BEESTON, William (-d.1638), and Possbrook, Titchfield, Hants.

Published in The History of Parliament: the House of Commons 1604-1629, ed. Andrew Thrush and John P. Ferris, 2010
Available from Cambridge University Press



Family and Education

1st s. of George Beeston (d. bef. 1611)1 of Oakham, Rutland and Isabel, da. of one Man.2 educ.
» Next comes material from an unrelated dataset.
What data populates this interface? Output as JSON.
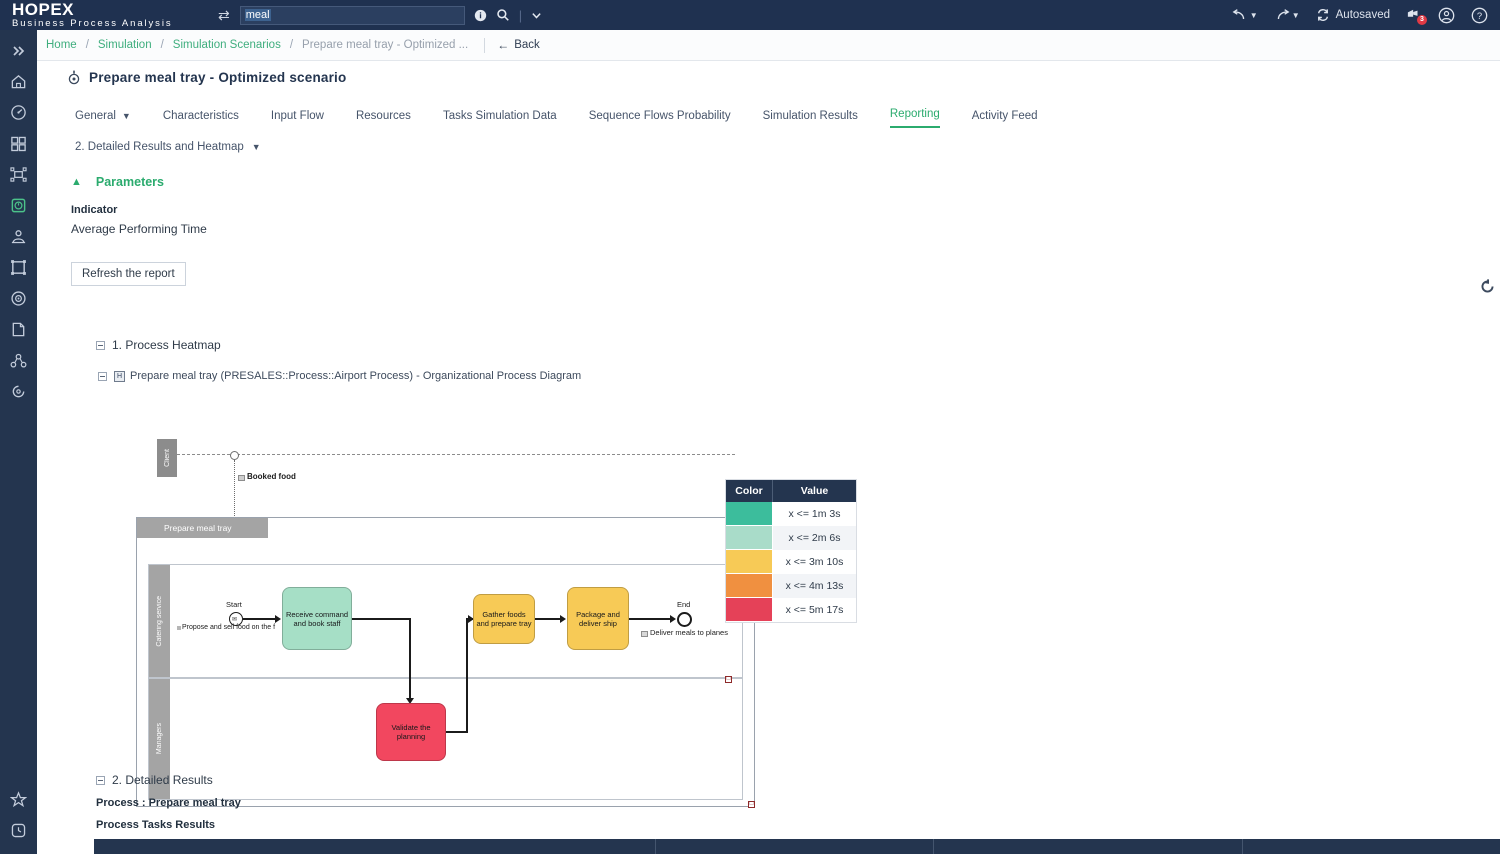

St. John’s, Camb. 1605, BA 1609, MA 1612; travelled abroad (Low Countries) 1622-3.3 m. by 1630, Elizabeth, da. of Arthur Bromfeild* of Southampton, Hants, 2s. 5da.4 suc. uncle John 1611.5 d. Dec. 1638.6

Offices Held

Fellow of St. John’s by 1610-c.1630;7 tutor to James Wriothesley*, Lord Wriothesley 1619-24, and to 4th earl of Southampton 1624-5.8

Freeman, Yarmouth I.o.W. 1624;9 verderer, New Forest, Hants by 1634-d.;10 commr. piracy, Hants and I.o.W. 1635-6,11 sewers, Hants and Suss. 1638.12


Beeston assumed the arms of the Cheshire Beeston family, and inherited land in Nottinghamshire; but his known relatives were only on the fringes of the gentry, and he entered Cambridge as a sizar. While at St. John’s he served as tutor to the earl of Southampton’s heir, accompanying him on a European tour in 1622-3.13 It was through this connection that he was nominated by Southampton, captain of the Isle of Wight, for Yarmouth to the 1624 Parliament. He was returned, but left no trace on the records of proceedings. He used the opportunity of being in London to take his close friend from Cambridge, the antiquary (Sir) Simonds D’Ewes†, to hear a sermon on 7 Mar. preached by Richard Senhouse, bishop of Carlisle, with whom they afterwards dined.14 In September Beeston again accompanied Southampton and Wriothesley to the Low Countries, and when both succumbed to fever two months later he became tutor to the 4th earl, living on his estate at Titchfield.15 By his own account a ‘poor man’, he died in December 1638, and was buried at Titchfield.16 After bequeathing token legacies of 5s. each to his children, he left all his property, worth £571, to his wife, whom he made executrix. His father-in-law and Southampton’s steward Thomas Risley* were appointed overseers.17 His eldest son and heir, Henry, became warden of New College, Oxford, and his younger son William rose to become governor of Jamaica, but none of his descendants entered Parliament.

Ref Volumes: 1604-1629

Authors: Virginia C.D. Moseley / Rosemary Sgroi


  • 1. PROB 11/117, f. 341v.
  • 2. W. Berry, Hants Gen. 290.
  • 3. Al. Cant.; D’Ewes Diary, 1622-4 ed. E. Bourcier, 105, 153, 180.
  • 4. Harl. 1473, ff. 206-v; Titchfield Par. Reg. ed. K. Hayward, 124, 135, 139.
  • 5. PROB 11/117, f. 341v.
  • 6. Berry, 290.
  • 7. PROB 11/117, f. 341v; R.F. Scott, Recs. of St. John’s Coll. Camb. ii. 24.
  • 8. D’Ewes Diary, 105; C.C. Stopes, Life of Henry, 3rd Earl of Southampton, 475-6; C3/397/59.
  • 9. Add. 5669, f. 60v.
  • 10. Cal. New Forest Docs. ed. D.J. Stagg (Hants Rec. ser. v), 40.
  • 11. C181/5, ff. 24, 58v.
  • 12. C181/5, f. 116.
  • 13. Autobiog. of Sir Simonds D’Ewes ed. J.O. Halliwell, 166-71.
  • 14. D’Ewes Diary 1622-4, 185.
  • 15. C3/397/59.
  • 16. Autobiog. of Sir Simonds D’Ewes, 166; Berry, 290.
  • 17. Hants RO, 1638A15/1.